**ABOUT THIS TASK:**
Each line of the listing that includes "english" should be reported.

----- INFORMATION SUPPLIED -----

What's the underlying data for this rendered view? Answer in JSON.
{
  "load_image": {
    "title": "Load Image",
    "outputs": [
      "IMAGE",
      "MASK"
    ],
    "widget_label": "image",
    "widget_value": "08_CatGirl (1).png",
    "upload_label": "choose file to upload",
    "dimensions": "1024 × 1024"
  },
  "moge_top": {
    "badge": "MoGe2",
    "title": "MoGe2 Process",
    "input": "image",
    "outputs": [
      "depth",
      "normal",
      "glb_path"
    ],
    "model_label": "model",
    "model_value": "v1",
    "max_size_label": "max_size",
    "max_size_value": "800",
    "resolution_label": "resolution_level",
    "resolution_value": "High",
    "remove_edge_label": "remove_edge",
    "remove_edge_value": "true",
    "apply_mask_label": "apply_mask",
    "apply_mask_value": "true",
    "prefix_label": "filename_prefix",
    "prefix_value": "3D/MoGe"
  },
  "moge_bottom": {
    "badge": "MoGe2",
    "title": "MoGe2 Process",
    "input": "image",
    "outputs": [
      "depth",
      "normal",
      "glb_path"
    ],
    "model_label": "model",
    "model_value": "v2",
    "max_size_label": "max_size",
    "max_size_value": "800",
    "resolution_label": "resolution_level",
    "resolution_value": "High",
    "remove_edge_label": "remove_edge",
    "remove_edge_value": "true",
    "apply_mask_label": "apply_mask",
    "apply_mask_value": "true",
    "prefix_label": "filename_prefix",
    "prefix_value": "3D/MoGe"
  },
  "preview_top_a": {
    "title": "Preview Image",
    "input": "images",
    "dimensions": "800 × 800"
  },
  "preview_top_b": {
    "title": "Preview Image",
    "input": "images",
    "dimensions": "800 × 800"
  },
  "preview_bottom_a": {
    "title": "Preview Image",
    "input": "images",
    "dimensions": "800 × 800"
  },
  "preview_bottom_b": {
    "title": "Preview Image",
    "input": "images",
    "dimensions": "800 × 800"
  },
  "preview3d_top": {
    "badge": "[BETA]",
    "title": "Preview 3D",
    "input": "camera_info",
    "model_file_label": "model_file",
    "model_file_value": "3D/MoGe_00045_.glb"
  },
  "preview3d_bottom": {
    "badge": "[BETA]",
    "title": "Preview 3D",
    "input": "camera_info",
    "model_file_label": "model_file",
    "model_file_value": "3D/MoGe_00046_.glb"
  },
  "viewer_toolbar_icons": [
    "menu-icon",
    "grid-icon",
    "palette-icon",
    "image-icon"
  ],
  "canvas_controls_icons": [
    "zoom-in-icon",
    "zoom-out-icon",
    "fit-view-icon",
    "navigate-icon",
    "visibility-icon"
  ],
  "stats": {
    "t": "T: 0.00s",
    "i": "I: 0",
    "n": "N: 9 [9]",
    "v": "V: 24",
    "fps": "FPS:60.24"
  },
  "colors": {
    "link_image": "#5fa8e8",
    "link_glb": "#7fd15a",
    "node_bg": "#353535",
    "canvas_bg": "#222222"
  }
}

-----
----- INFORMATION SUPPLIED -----

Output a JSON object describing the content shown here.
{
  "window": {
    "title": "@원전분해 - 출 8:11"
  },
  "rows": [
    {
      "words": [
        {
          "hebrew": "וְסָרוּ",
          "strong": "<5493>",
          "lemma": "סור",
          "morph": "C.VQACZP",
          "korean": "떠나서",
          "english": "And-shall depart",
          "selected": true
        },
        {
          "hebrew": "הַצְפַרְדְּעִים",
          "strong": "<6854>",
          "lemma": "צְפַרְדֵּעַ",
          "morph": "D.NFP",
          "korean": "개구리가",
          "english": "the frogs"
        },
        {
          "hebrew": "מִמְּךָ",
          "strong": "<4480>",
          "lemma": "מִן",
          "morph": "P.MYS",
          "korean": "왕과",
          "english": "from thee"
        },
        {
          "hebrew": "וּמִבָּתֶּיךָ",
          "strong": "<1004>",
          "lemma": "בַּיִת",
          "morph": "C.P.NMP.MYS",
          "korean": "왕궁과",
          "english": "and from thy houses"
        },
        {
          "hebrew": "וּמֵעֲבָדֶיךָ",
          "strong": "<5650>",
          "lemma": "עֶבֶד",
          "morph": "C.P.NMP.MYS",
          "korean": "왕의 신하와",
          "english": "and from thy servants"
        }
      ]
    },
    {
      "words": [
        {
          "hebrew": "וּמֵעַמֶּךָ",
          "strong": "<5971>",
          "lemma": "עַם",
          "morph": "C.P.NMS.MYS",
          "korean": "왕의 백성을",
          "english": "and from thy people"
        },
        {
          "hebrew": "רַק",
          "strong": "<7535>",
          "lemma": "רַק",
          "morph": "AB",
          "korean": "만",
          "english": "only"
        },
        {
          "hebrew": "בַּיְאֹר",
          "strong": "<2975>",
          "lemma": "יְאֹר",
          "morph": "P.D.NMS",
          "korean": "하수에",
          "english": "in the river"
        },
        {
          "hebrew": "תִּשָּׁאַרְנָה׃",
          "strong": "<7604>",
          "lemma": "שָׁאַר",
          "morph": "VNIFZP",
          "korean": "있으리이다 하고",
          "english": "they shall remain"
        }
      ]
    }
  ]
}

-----
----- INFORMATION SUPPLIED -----

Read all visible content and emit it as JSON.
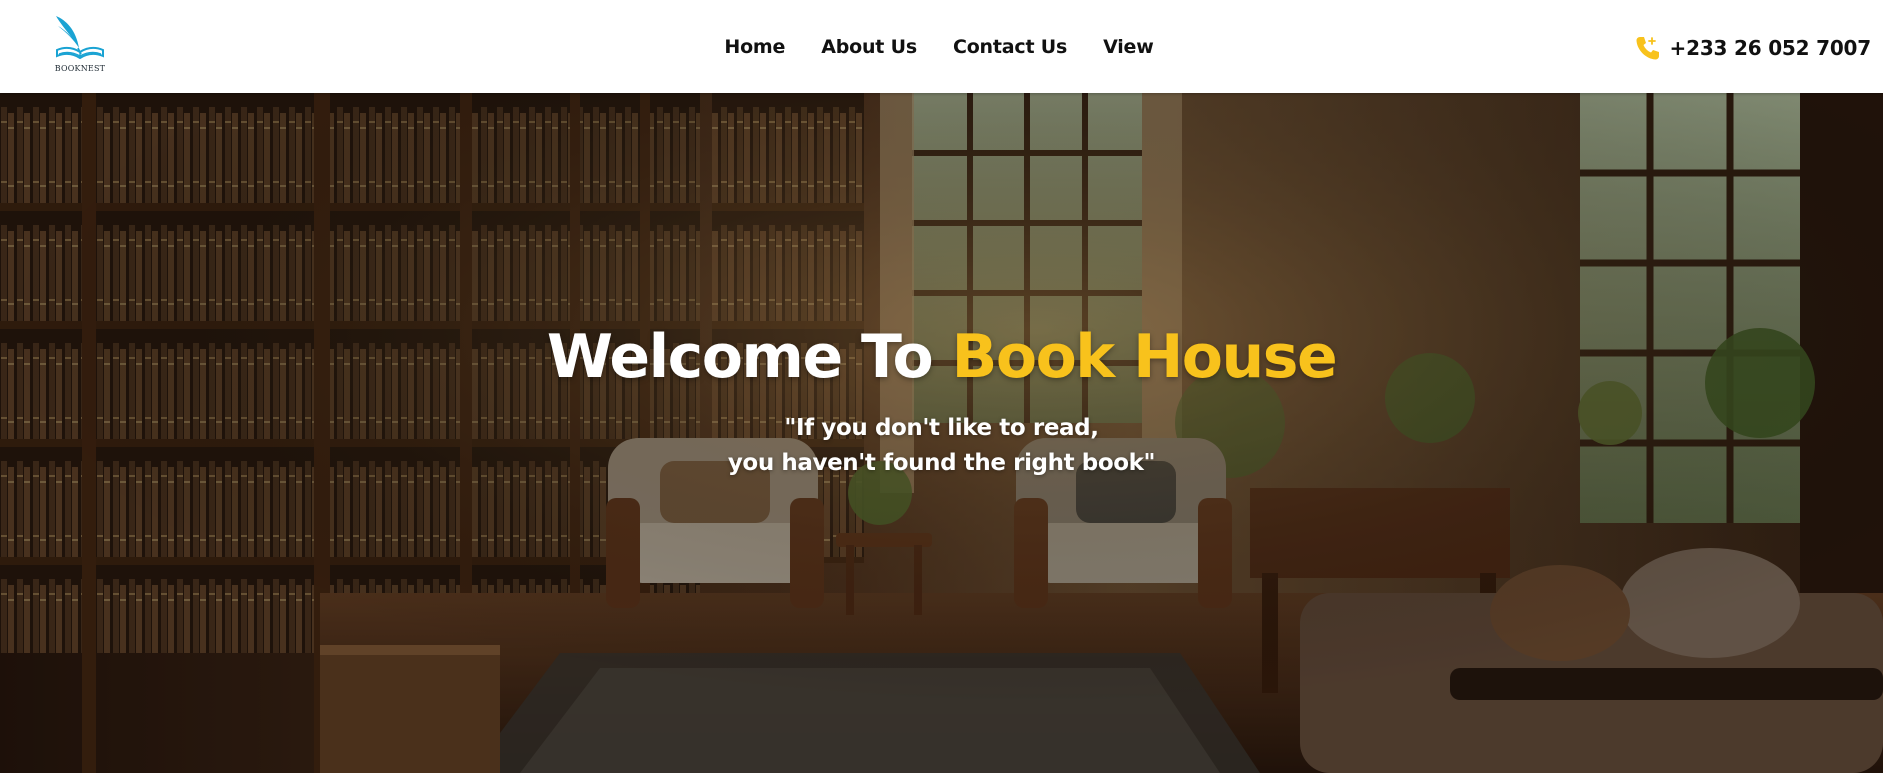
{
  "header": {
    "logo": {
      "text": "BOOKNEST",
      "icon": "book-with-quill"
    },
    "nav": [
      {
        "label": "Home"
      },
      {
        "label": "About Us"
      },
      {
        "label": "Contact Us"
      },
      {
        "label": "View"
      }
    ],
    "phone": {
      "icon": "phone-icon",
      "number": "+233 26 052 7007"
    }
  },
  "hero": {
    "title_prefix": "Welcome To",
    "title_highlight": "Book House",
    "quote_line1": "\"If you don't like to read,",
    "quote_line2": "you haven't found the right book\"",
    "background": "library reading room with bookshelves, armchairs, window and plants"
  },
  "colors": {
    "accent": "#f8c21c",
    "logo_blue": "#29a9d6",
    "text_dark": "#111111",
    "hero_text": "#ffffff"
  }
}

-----

**WRITTEN SOLUTION:**
          "english": "And-shall depart",
          "english": "the frogs"
          "english": "from thee"
          "english": "and from thy houses"
          "english": "and from thy servants"
          "english": "and from thy people"
          "english": "only"
          "english": "in the river"
          "english": "they shall remain"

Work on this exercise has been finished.